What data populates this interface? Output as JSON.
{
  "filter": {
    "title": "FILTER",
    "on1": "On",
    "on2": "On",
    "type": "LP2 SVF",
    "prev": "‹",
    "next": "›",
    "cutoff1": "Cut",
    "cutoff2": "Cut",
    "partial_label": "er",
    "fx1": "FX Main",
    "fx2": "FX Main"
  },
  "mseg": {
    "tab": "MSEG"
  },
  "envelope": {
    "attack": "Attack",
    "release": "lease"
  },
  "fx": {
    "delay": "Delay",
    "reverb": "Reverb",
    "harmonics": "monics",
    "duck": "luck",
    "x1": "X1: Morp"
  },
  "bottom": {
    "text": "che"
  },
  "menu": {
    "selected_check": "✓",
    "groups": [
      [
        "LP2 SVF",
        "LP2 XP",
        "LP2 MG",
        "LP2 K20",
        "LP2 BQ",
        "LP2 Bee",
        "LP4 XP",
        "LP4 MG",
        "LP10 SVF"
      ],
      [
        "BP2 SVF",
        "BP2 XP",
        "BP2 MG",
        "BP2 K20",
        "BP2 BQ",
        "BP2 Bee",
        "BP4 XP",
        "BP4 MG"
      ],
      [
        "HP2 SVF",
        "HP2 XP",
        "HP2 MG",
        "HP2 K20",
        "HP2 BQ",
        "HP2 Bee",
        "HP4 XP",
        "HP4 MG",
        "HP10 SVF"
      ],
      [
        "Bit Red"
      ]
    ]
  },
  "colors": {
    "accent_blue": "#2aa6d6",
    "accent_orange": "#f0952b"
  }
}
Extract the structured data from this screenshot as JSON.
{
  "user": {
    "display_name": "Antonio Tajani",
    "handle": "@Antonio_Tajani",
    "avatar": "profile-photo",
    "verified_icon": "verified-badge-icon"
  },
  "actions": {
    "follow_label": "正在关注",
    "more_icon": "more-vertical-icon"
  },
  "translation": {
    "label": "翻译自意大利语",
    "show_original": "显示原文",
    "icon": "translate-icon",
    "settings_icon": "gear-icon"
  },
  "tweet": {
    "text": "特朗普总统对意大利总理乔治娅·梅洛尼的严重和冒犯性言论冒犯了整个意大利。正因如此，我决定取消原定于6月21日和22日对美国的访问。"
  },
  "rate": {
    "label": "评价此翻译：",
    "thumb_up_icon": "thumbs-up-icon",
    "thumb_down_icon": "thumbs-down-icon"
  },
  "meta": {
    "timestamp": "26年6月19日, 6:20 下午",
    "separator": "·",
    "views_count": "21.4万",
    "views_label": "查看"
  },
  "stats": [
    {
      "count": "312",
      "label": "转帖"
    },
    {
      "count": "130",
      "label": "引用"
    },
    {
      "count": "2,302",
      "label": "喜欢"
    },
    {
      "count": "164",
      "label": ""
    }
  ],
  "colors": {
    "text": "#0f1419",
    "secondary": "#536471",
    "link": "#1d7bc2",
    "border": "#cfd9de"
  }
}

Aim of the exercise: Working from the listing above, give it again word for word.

Task response:
What data populates this interface? Output as JSON.
{
  "filter": {
    "title": "FILTER",
    "on1": "On",
    "on2": "On",
    "type": "LP2 SVF",
    "prev": "‹",
    "next": "›",
    "cutoff1": "Cut",
    "cutoff2": "Cut",
    "partial_label": "er",
    "fx1": "FX Main",
    "fx2": "FX Main"
  },
  "mseg": {
    "tab": "MSEG"
  },
  "envelope": {
    "attack": "Attack",
    "release": "lease"
  },
  "fx": {
    "delay": "Delay",
    "reverb": "Reverb",
    "harmonics": "monics",
    "duck": "luck",
    "x1": "X1: Morp"
  },
  "bottom": {
    "text": "che"
  },
  "menu": {
    "selected_check": "✓",
    "groups": [
      [
        "LP2 SVF",
        "LP2 XP",
        "LP2 MG",
        "LP2 K20",
        "LP2 BQ",
        "LP2 Bee",
        "LP4 XP",
        "LP4 MG",
        "LP10 SVF"
      ],
      [
        "BP2 SVF",
        "BP2 XP",
        "BP2 MG",
        "BP2 K20",
        "BP2 BQ",
        "BP2 Bee",
        "BP4 XP",
        "BP4 MG"
      ],
      [
        "HP2 SVF",
        "HP2 XP",
        "HP2 MG",
        "HP2 K20",
        "HP2 BQ",
        "HP2 Bee",
        "HP4 XP",
        "HP4 MG",
        "HP10 SVF"
      ],
      [
        "Bit Red"
      ]
    ]
  },
  "colors": {
    "accent_blue": "#2aa6d6",
    "accent_orange": "#f0952b"
  }
}
Extract the structured data from this screenshot as JSON.
{
  "user": {
    "display_name": "Antonio Tajani",
    "handle": "@Antonio_Tajani",
    "avatar": "profile-photo",
    "verified_icon": "verified-badge-icon"
  },
  "actions": {
    "follow_label": "正在关注",
    "more_icon": "more-vertical-icon"
  },
  "translation": {
    "label": "翻译自意大利语",
    "show_original": "显示原文",
    "icon": "translate-icon",
    "settings_icon": "gear-icon"
  },
  "tweet": {
    "text": "特朗普总统对意大利总理乔治娅·梅洛尼的严重和冒犯性言论冒犯了整个意大利。正因如此，我决定取消原定于6月21日和22日对美国的访问。"
  },
  "rate": {
    "label": "评价此翻译：",
    "thumb_up_icon": "thumbs-up-icon",
    "thumb_down_icon": "thumbs-down-icon"
  },
  "meta": {
    "timestamp": "26年6月19日, 6:20 下午",
    "separator": "·",
    "views_count": "21.4万",
    "views_label": "查看"
  },
  "stats": [
    {
      "count": "312",
      "label": "转帖"
    },
    {
      "count": "130",
      "label": "引用"
    },
    {
      "count": "2,302",
      "label": "喜欢"
    },
    {
      "count": "164",
      "label": ""
    }
  ],
  "colors": {
    "text": "#0f1419",
    "secondary": "#536471",
    "link": "#1d7bc2",
    "border": "#cfd9de"
  }
}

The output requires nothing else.